(Web page and app entries)
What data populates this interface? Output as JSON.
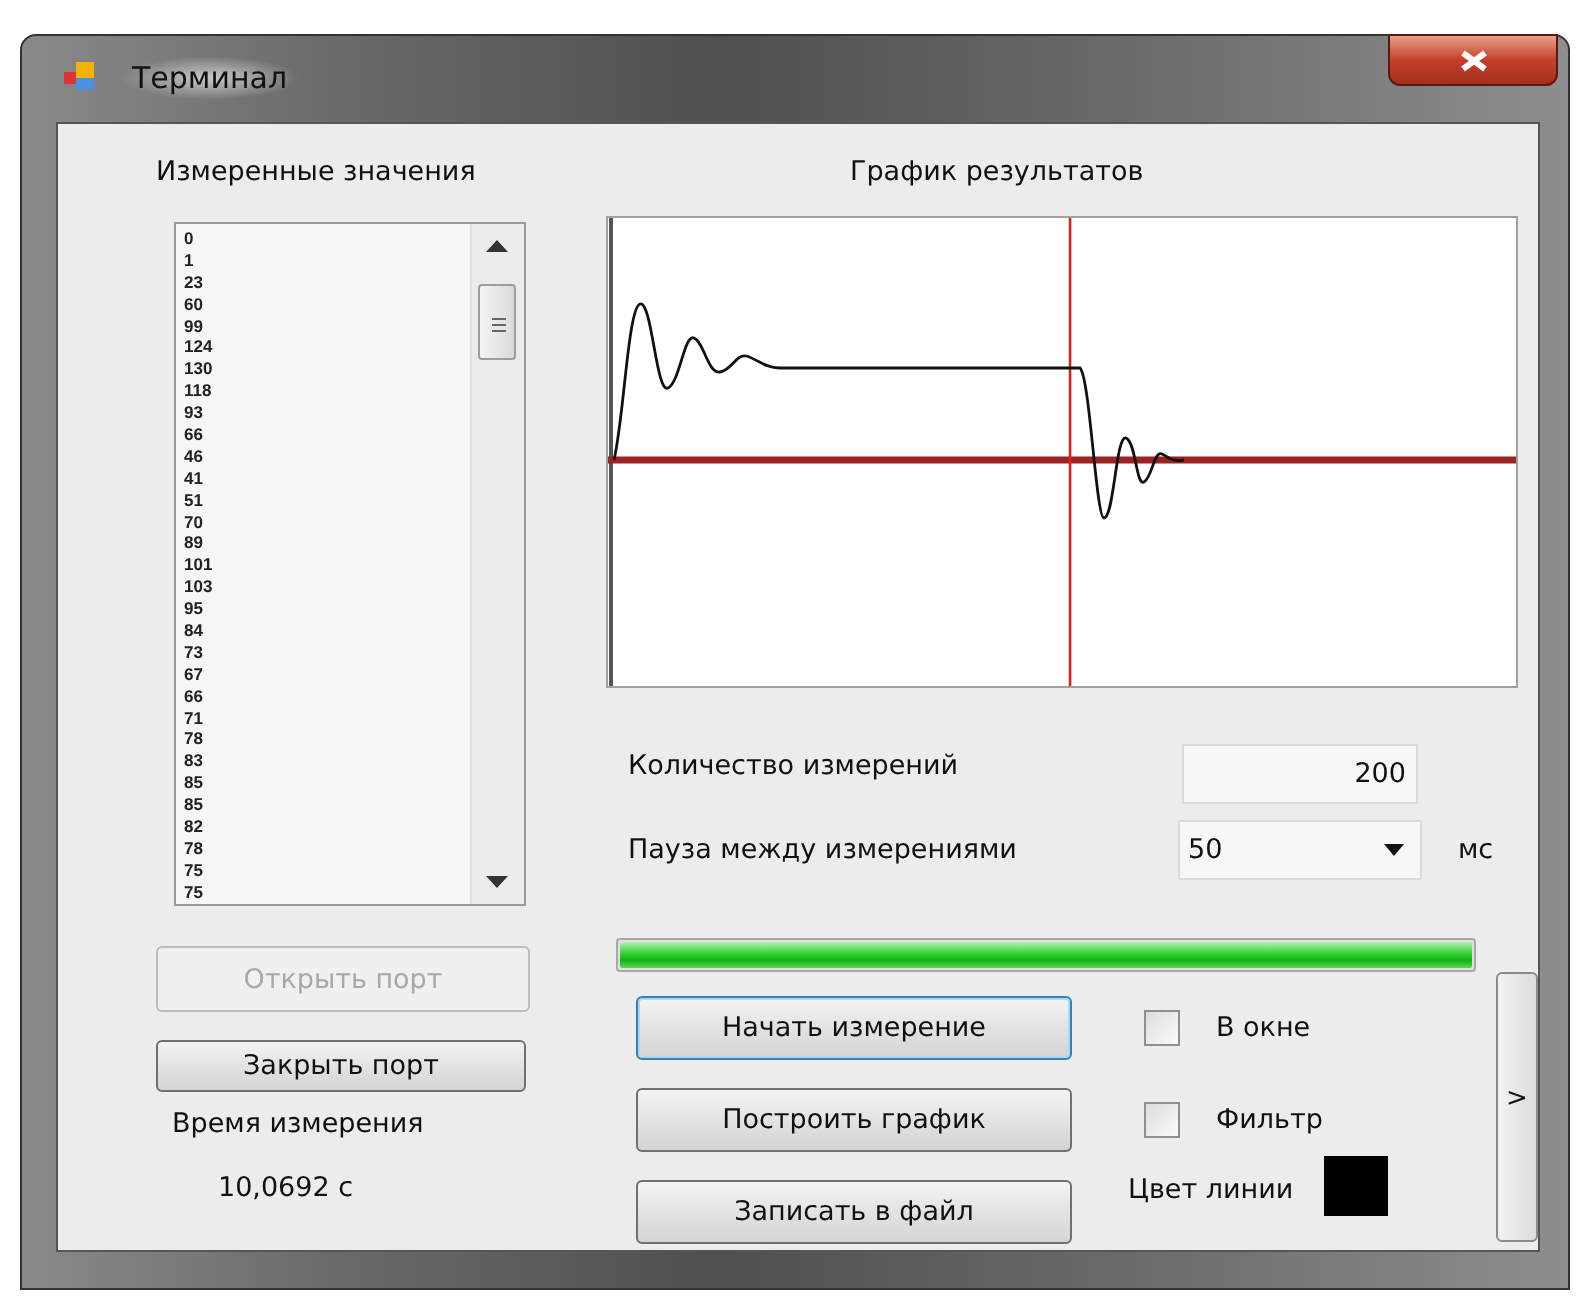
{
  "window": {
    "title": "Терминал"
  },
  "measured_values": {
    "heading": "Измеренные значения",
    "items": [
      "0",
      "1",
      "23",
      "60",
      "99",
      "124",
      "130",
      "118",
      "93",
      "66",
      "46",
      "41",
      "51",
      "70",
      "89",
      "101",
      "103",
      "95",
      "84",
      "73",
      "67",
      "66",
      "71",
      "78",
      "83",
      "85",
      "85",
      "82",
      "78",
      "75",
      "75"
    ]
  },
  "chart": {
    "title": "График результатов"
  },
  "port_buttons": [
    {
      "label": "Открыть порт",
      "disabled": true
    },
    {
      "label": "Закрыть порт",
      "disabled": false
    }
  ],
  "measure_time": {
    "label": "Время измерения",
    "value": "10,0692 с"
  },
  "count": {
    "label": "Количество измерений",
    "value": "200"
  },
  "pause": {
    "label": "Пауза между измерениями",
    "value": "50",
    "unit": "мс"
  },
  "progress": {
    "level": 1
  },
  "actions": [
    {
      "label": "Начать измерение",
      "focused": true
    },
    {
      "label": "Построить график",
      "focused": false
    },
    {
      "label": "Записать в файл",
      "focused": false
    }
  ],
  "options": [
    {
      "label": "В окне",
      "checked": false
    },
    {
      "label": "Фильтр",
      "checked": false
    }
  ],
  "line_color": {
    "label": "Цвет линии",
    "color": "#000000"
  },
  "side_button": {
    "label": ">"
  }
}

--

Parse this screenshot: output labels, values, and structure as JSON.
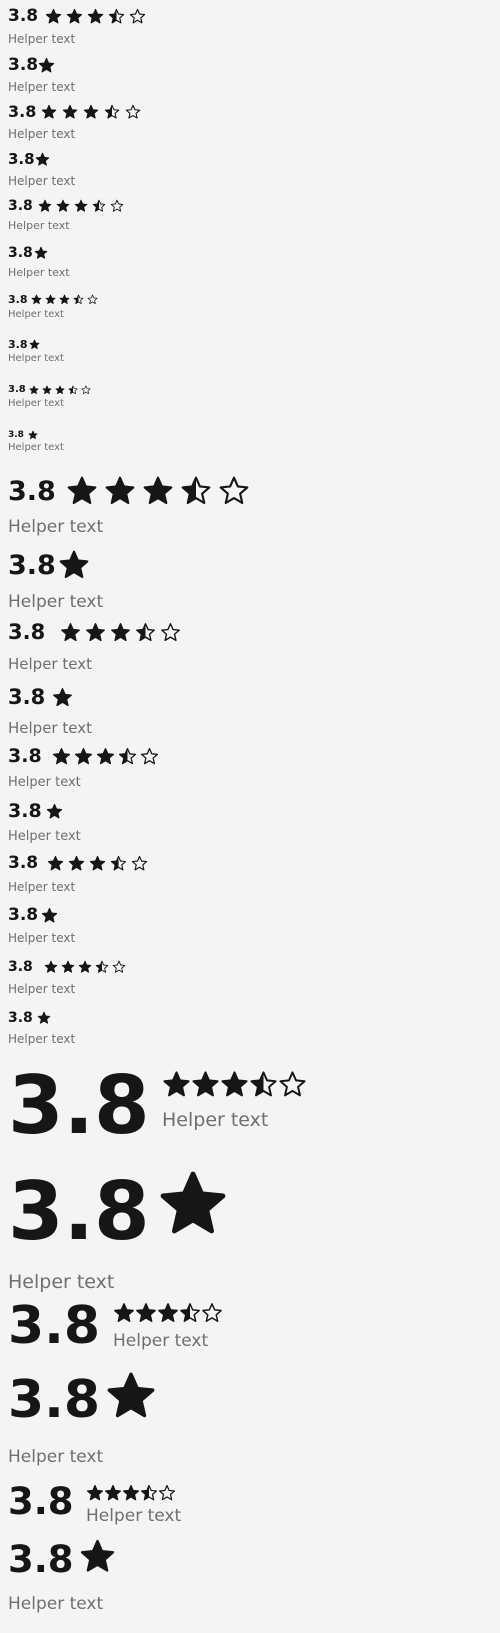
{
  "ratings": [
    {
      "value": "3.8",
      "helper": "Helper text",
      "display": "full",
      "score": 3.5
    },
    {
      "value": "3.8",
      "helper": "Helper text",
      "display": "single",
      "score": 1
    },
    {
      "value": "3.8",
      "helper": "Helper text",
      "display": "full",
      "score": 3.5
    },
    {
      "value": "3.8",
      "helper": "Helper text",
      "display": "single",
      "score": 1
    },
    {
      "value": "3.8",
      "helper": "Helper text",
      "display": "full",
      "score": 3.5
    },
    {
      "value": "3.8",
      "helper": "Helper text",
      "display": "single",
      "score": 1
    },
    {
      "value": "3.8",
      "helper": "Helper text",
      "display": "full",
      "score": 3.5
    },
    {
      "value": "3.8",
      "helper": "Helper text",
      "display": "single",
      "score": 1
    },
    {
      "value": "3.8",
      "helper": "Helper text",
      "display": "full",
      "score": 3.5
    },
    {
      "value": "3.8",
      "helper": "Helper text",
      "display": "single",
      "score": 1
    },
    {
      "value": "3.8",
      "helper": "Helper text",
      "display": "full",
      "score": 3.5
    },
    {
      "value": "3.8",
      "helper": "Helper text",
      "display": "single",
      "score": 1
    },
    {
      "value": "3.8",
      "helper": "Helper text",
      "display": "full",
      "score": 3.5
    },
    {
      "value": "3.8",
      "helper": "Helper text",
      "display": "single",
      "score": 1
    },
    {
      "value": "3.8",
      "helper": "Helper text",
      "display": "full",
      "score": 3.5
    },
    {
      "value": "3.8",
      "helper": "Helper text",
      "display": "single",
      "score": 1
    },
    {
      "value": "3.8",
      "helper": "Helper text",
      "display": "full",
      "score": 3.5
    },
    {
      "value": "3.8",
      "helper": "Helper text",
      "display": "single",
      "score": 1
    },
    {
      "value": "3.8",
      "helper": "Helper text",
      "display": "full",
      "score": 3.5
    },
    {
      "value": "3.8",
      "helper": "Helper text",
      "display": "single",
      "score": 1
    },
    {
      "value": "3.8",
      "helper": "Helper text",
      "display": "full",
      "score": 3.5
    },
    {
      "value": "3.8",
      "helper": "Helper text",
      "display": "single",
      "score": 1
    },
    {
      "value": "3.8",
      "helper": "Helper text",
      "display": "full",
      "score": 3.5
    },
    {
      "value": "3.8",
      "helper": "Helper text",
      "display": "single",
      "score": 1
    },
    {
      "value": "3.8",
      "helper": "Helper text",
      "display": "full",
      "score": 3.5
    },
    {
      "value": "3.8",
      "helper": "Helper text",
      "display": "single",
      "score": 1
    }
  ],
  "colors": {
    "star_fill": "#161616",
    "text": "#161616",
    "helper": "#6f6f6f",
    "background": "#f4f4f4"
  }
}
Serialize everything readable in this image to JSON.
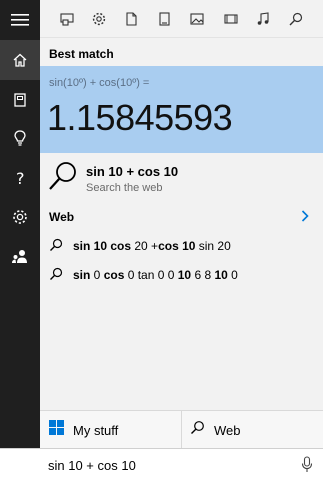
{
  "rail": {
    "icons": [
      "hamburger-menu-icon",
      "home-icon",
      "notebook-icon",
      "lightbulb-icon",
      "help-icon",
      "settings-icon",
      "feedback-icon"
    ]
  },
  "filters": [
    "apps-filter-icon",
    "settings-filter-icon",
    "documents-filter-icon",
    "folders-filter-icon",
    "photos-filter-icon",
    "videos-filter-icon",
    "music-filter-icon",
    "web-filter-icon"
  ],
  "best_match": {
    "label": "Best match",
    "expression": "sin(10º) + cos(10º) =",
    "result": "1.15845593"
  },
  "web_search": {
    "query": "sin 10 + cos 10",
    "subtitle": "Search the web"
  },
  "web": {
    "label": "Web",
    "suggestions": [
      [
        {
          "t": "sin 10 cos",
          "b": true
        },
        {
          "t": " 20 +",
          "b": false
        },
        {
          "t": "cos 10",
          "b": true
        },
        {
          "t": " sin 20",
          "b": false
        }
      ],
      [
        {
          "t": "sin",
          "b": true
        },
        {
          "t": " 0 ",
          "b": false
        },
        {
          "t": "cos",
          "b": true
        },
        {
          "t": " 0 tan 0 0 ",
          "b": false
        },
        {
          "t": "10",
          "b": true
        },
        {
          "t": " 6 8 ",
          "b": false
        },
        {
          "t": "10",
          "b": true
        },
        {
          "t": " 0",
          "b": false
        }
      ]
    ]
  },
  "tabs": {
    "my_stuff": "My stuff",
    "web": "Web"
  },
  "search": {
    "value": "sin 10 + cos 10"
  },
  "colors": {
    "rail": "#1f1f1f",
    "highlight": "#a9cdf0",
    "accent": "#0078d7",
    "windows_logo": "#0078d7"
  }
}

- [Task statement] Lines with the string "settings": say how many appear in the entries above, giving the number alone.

- [Output below] 2